Bring your tablet or smartphone!
Starting CT in the classroom
Material: link teaching materials (in Dutch)
Target group: Primary school teachers and lower secondary school teachers
In the EU project CTPrimED, NEMO together with two partners has developed teaching materials for teachers to get started with CT in the classroom. In this hands-on workshop we will give a brief explanation of the Roadmap for using Computational Thinking in school and related activities. And, of course, you will get to work on the activities yourself, which you can also do in the classroom the next day.
12:30 - 13:30 Lunch
13:45 - 14:45 Parallel session 2
- From Theory to Practice: Computational Thinking in Pure and Applied Mathematics Education, by Christos Chytas, UU
- Integrating Computational Thinking in your classroom: a practical workshop, by Sabiha Yeni & Jacqueline Nijenhuis, Radboud University
From Theory to Practice: Computational Thinking in Pure and Applied Mathematics Education
- website TeaEdu4CT
- surfdrive dissemination documents
- powerpoint From Theory to Practice: Computational Thinking in Pure and Applied Mathematics Education
- excel: Unit 1 - Titanic
- pdf Titanic

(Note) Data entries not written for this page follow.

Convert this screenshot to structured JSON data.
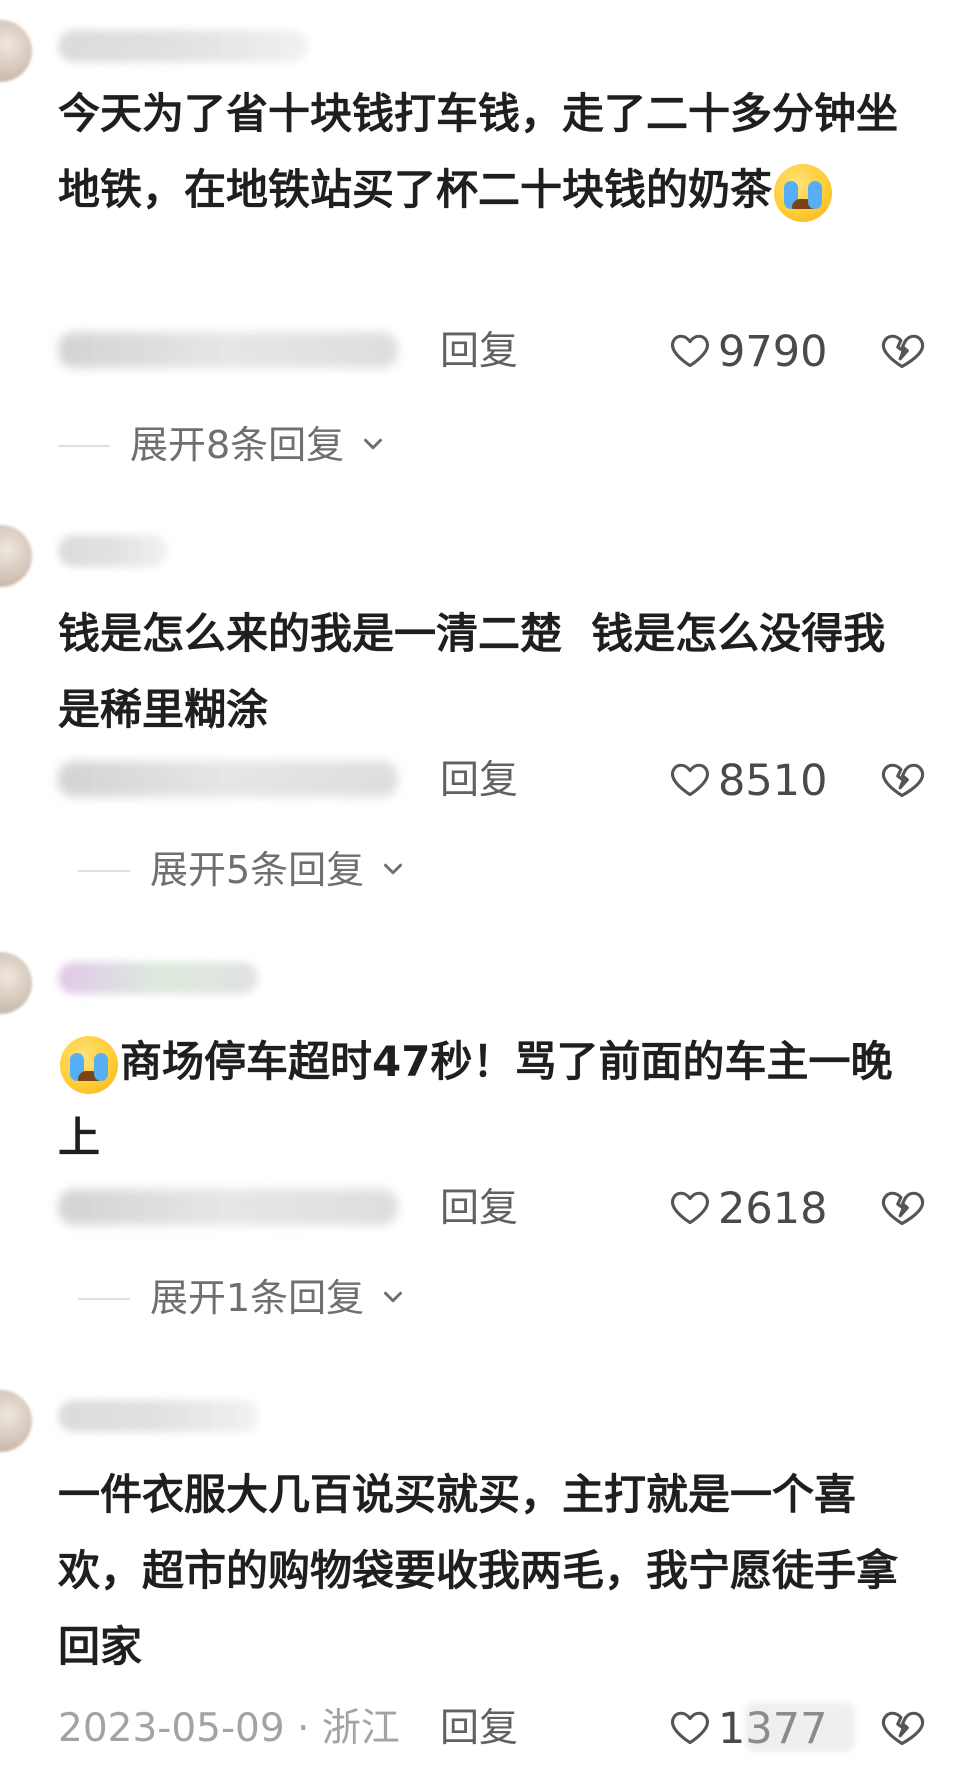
{
  "comments": [
    {
      "text_parts": [
        "今天为了省十块钱打车钱，走了二十多分钟坐地铁，在地铁站买了杯二十块钱的奶茶",
        ""
      ],
      "emoji_name": "crying-emoji",
      "reply_label": "回复",
      "likes": "9790",
      "expand_label": "展开8条回复"
    },
    {
      "text_parts": [
        "钱是怎么来的我是一清二楚  钱是怎么没得我是稀里糊涂"
      ],
      "reply_label": "回复",
      "likes": "8510",
      "expand_label": "展开5条回复"
    },
    {
      "text_parts": [
        "",
        "商场停车超时47秒！骂了前面的车主一晚上"
      ],
      "emoji_name": "crying-emoji",
      "reply_label": "回复",
      "likes": "2618",
      "expand_label": "展开1条回复"
    },
    {
      "text_parts": [
        "一件衣服大几百说买就买，主打就是一个喜欢，超市的购物袋要收我两毛，我宁愿徒手拿回家"
      ],
      "meta_text": "2023-05-09 · 浙江",
      "reply_label": "回复",
      "likes": "1377"
    }
  ],
  "colors": {
    "text_primary": "#1f1f1f",
    "text_secondary": "#a3a3a3",
    "reply": "#616161",
    "count": "#4a4a4a"
  }
}
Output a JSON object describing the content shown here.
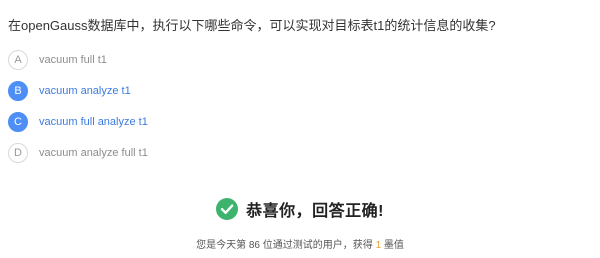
{
  "question": "在openGauss数据库中，执行以下哪些命令，可以实现对目标表t1的统计信息的收集?",
  "options": [
    {
      "letter": "A",
      "text": "vacuum full t1",
      "selected": false
    },
    {
      "letter": "B",
      "text": "vacuum analyze t1",
      "selected": true
    },
    {
      "letter": "C",
      "text": "vacuum full analyze t1",
      "selected": true
    },
    {
      "letter": "D",
      "text": "vacuum analyze full t1",
      "selected": false
    }
  ],
  "result": {
    "title": "恭喜你，回答正确!",
    "icon": "check-circle-icon"
  },
  "stats": {
    "prefix": "您是今天第",
    "rank": "86",
    "middle": "位通过测试的用户，获得",
    "reward": "1",
    "suffix": "墨值"
  },
  "colors": {
    "accent": "#4d8ef7",
    "success": "#3cb46e",
    "highlight": "#e8a03a"
  }
}
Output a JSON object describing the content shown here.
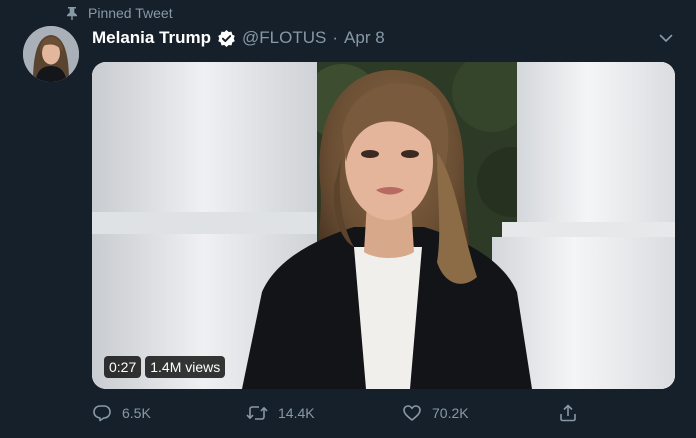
{
  "pinned": {
    "label": "Pinned Tweet",
    "icon": "pin-icon"
  },
  "author": {
    "name": "Melania Trump",
    "handle": "@FLOTUS",
    "separator": "·",
    "date": "Apr 8",
    "verified": true
  },
  "media": {
    "duration": "0:27",
    "views": "1.4M views"
  },
  "actions": {
    "replies": "6.5K",
    "retweets": "14.4K",
    "likes": "70.2K"
  },
  "colors": {
    "background": "#15202b",
    "secondary_text": "#8899a6",
    "primary_text": "#ffffff"
  }
}
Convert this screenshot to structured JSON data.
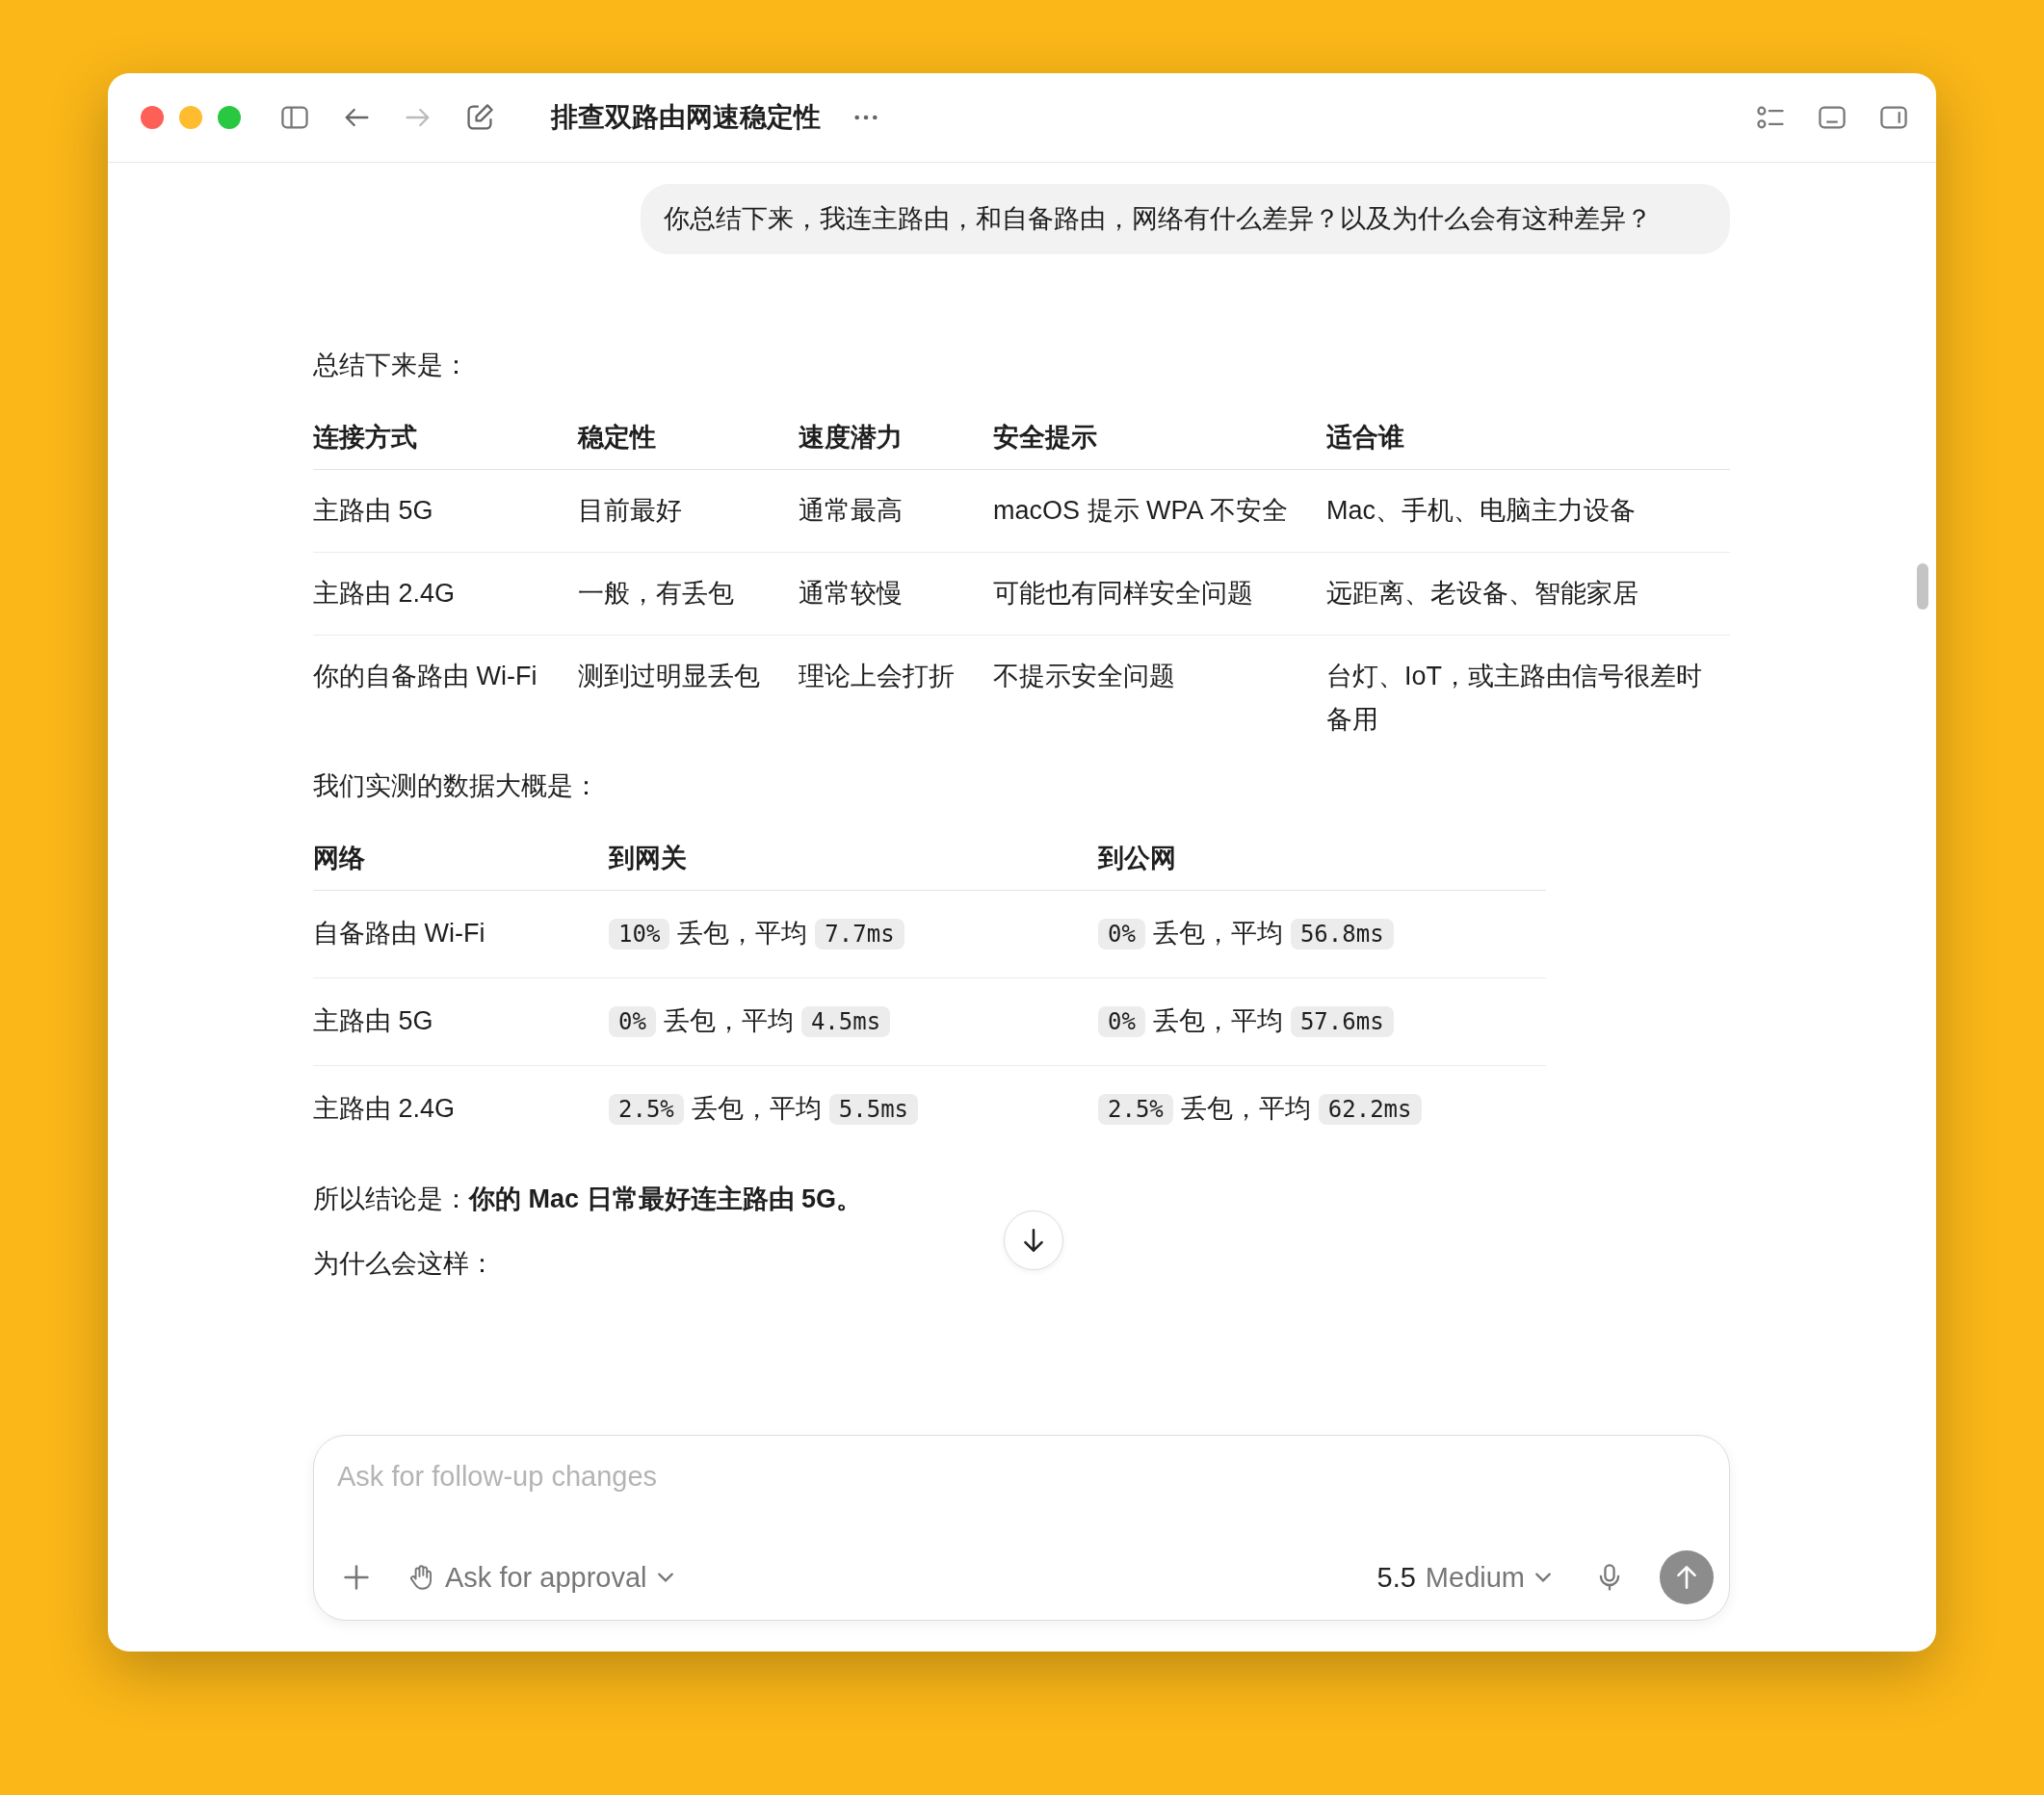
{
  "window": {
    "title": "排查双路由网速稳定性"
  },
  "user_message": "你总结下来，我连主路由，和自备路由，网络有什么差异？以及为什么会有这种差异？",
  "summary_intro": "总结下来是：",
  "comparison_table": {
    "columns": [
      "连接方式",
      "稳定性",
      "速度潜力",
      "安全提示",
      "适合谁"
    ],
    "rows": [
      [
        "主路由 5G",
        "目前最好",
        "通常最高",
        "macOS 提示 WPA 不安全",
        "Mac、手机、电脑主力设备"
      ],
      [
        "主路由 2.4G",
        "一般，有丢包",
        "通常较慢",
        "可能也有同样安全问题",
        "远距离、老设备、智能家居"
      ],
      [
        "你的自备路由 Wi-Fi",
        "测到过明显丢包",
        "理论上会打折",
        "不提示安全问题",
        "台灯、IoT，或主路由信号很差时备用"
      ]
    ]
  },
  "measured_intro": "我们实测的数据大概是：",
  "measurement_table": {
    "columns": [
      "网络",
      "到网关",
      "到公网"
    ],
    "rows": [
      {
        "network": "自备路由 Wi-Fi",
        "gateway": [
          {
            "kind": "code",
            "text": "10%"
          },
          {
            "kind": "text",
            "text": "丢包，平均"
          },
          {
            "kind": "code",
            "text": "7.7ms"
          }
        ],
        "internet": [
          {
            "kind": "code",
            "text": "0%"
          },
          {
            "kind": "text",
            "text": "丢包，平均"
          },
          {
            "kind": "code",
            "text": "56.8ms"
          }
        ]
      },
      {
        "network": "主路由 5G",
        "gateway": [
          {
            "kind": "code",
            "text": "0%"
          },
          {
            "kind": "text",
            "text": "丢包，平均"
          },
          {
            "kind": "code",
            "text": "4.5ms"
          }
        ],
        "internet": [
          {
            "kind": "code",
            "text": "0%"
          },
          {
            "kind": "text",
            "text": "丢包，平均"
          },
          {
            "kind": "code",
            "text": "57.6ms"
          }
        ]
      },
      {
        "network": "主路由 2.4G",
        "gateway": [
          {
            "kind": "code",
            "text": "2.5%"
          },
          {
            "kind": "text",
            "text": "丢包，平均"
          },
          {
            "kind": "code",
            "text": "5.5ms"
          }
        ],
        "internet": [
          {
            "kind": "code",
            "text": "2.5%"
          },
          {
            "kind": "text",
            "text": "丢包，平均"
          },
          {
            "kind": "code",
            "text": "62.2ms"
          }
        ]
      }
    ]
  },
  "conclusion": "所以结论是：**你的 Mac 日常最好连主路由 5G。**",
  "why_heading": "为什么会这样：",
  "composer": {
    "placeholder": "Ask for follow-up changes",
    "approval_mode": "Ask for approval",
    "model_version": "5.5",
    "reasoning_level": "Medium"
  }
}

This workshop aims to bridge the gap between theory and practice by exploring the integration of computational thinking in pure and applied mathematics education. Designed for mathematics teachers, the workshop focuses on accessible computational tools such as GeoGebra and MS Excel and how they can be effectively incorporated into applied and pure mathematics (wiskunde A and B) lessons. By leveraging these tools, teachers can enhance students' understanding of mathematical concepts, promote problem-solving skills, and encourage a deeper engagement with mathematical reasoning. Attendees will have the opportunity to explore hands-on activities, best-ish practices and gain practical insights on incorporating computational thinking into their mathematics classrooms.
Integrating Computational Thinking in your classroom: a practical workshop
Material: presentation (pdf)
During this workshop you will be presented with examples from the CT in Context project to show how CT can be integrated in concrete lessons about subjects such as biology or languages. You will collaborate with colleagues in developing integrated lesson material for your subject. We will focus on unplugged approaches (e.g. decision trees) as well as digital/plugged approaches (e.g., digital storytelling).
14:45 - 15:15 Break
15:15 - 16:00 Closing panel Computational thinking in educational practice: opportunities, main obstacles and their possible solutions, by Jos Tolboom (Dutch/English)
Computational thinking in educational practice: opportunities, main obstacles and their possible solutions
The two NRO projects on computational thinking that are being completed today have involved intensive collaboration with teachers.
Opportunities were demonstrated and exploited. But of course problems surfaced, even of an unforeseen nature.
How were the opportunities experienced, how were the problems solved? What are the implications for the curriculum? What does the research agenda look like after these projects?
A panel consisting of:
- Juan Dominguez, math and physics teacher at Willem de Zwijger College in Bussum
- Thijs Goedegebure, lecturer in biology at Openbaar Onderwijs Groningen
- Ramon Moorlag, computer science teacher Ds. Pierson College in 's-Hertogenbosch
- Natasa Grgurina, curriculum developer digital literacy SLO
- Erik Barendsen, professor of science didactics Radboud University and professor of computer science didactics Open University
discusses the above issues. And, of course, the audience may also have a say.
This conference was organized by two projects: NRO-CMT on CT in mathematics education, led by Utrecht University’s Freudenthal Institute, and CT in Context on CT in different school subjects, led by Radboud University.
For more information, please contact Sylvia van Borkulo.
Erik Barendsen, on behalf of the CT in Context project
Paul Drijvers, on behalf of the CMT-project